Task brief: Repeat the data below exactly, with every entry included.

Page and application data records:
= Beginning of Section =

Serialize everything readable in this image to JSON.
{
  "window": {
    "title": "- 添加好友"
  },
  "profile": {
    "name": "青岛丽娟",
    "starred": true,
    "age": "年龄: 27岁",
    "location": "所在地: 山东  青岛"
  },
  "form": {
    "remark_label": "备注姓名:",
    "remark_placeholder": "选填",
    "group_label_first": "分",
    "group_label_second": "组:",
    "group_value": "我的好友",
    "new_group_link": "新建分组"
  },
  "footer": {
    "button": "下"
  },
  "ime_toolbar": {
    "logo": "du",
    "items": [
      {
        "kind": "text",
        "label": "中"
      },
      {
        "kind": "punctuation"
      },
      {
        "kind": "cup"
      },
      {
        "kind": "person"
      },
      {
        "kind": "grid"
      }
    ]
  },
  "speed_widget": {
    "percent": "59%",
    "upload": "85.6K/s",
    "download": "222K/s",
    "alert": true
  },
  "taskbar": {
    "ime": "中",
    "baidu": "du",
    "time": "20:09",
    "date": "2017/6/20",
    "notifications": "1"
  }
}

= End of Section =

Result of the exercise:
Serialize everything readable in this image to JSON.
{
  "window": {
    "title": "- 添加好友"
  },
  "profile": {
    "name": "青岛丽娟",
    "starred": true,
    "age": "年龄: 27岁",
    "location": "所在地: 山东  青岛"
  },
  "form": {
    "remark_label": "备注姓名:",
    "remark_placeholder": "选填",
    "group_label_first": "分",
    "group_label_second": "组:",
    "group_value": "我的好友",
    "new_group_link": "新建分组"
  },
  "footer": {
    "button": "下"
  },
  "ime_toolbar": {
    "logo": "du",
    "items": [
      {
        "kind": "text",
        "label": "中"
      },
      {
        "kind": "punctuation"
      },
      {
        "kind": "cup"
      },
      {
        "kind": "person"
      },
      {
        "kind": "grid"
      }
    ]
  },
  "speed_widget": {
    "percent": "59%",
    "upload": "85.6K/s",
    "download": "222K/s",
    "alert": true
  },
  "taskbar": {
    "ime": "中",
    "baidu": "du",
    "time": "20:09",
    "date": "2017/6/20",
    "notifications": "1"
  }
}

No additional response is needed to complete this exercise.